Dataset items:
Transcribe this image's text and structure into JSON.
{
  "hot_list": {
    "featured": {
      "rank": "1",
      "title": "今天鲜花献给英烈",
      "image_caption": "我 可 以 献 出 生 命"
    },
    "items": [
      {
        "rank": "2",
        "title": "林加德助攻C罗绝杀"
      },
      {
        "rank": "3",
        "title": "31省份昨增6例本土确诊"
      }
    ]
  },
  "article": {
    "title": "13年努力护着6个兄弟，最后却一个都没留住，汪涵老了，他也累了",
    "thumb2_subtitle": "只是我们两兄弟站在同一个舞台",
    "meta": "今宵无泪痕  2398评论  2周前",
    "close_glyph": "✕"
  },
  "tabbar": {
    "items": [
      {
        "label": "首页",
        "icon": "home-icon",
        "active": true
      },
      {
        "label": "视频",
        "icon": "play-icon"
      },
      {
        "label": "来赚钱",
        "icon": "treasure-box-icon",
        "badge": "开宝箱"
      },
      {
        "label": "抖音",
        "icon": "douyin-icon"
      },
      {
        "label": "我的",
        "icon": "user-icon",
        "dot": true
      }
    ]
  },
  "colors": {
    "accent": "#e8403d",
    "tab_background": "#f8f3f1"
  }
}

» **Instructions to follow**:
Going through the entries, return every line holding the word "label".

» **Answer to the problem**:
        "label": "首页",
        "label": "视频",
        "label": "来赚钱",
        "label": "抖音",
        "label": "我的",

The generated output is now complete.